What the task asks:
Each entry has to be given again in its exact wording, and no picture may appear in the result.
════
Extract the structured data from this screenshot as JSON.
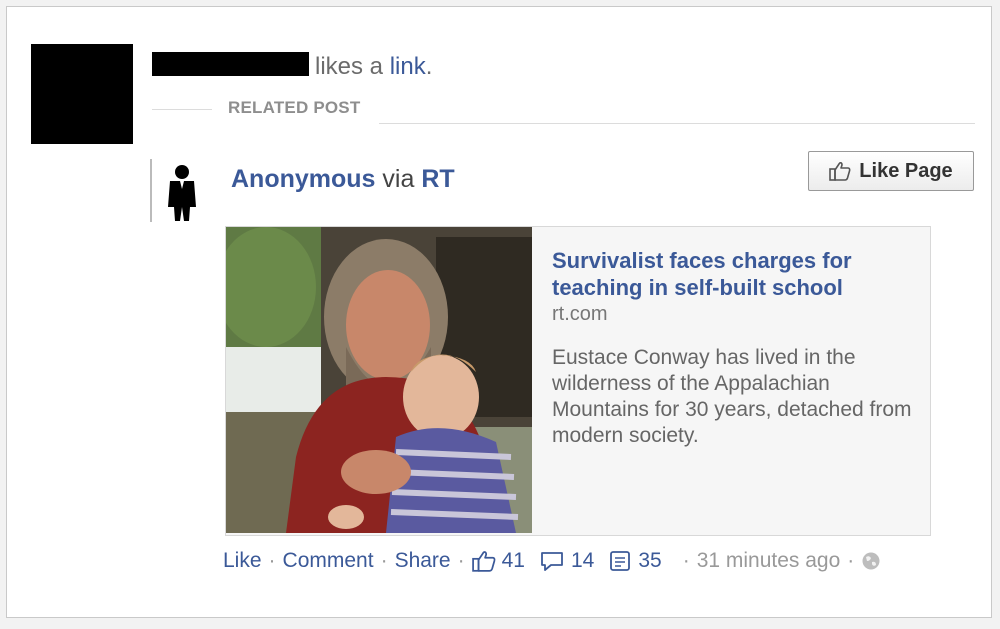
{
  "story": {
    "actor_text": "likes a",
    "link_text": "link",
    "period": "."
  },
  "related_label": "RELATED POST",
  "post": {
    "author": "Anonymous",
    "via": "via",
    "source_name": "RT"
  },
  "like_page": {
    "label": "Like Page",
    "icon": "thumbs-up-icon"
  },
  "attachment": {
    "title": "Survivalist faces charges for teaching in self-built school",
    "source": "rt.com",
    "description": "Eustace Conway has lived in the wilderness of the Appalachian Mountains for 30 years, detached from modern society."
  },
  "footer": {
    "like": "Like",
    "comment": "Comment",
    "share": "Share",
    "likes_count": "41",
    "comments_count": "14",
    "shares_count": "35",
    "time": "31 minutes ago",
    "separator": "·"
  },
  "colors": {
    "link": "#3b5998",
    "muted": "#999999"
  }
}
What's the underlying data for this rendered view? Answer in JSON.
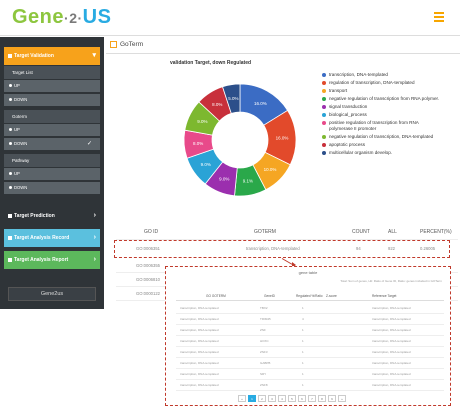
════
Response below:
Extract the structured data from this screenshot as JSON.
{
  "story": {
    "actor_text": "likes a",
    "link_text": "link",
    "period": "."
  },
  "related_label": "RELATED POST",
  "post": {
    "author": "Anonymous",
    "via": "via",
    "source_name": "RT"
  },
  "like_page": {
    "label": "Like Page",
    "icon": "thumbs-up-icon"
  },
  "attachment": {
    "title": "Survivalist faces charges for teaching in self-built school",
    "source": "rt.com",
    "description": "Eustace Conway has lived in the wilderness of the Appalachian Mountains for 30 years, detached from modern society."
  },
  "footer": {
    "like": "Like",
    "comment": "Comment",
    "share": "Share",
    "likes_count": "41",
    "comments_count": "14",
    "shares_count": "35",
    "time": "31 minutes ago",
    "separator": "·"
  },
  "colors": {
    "link": "#3b5998",
    "muted": "#999999"
  }
}
What's the underlying data for this rendered view? Answer in JSON.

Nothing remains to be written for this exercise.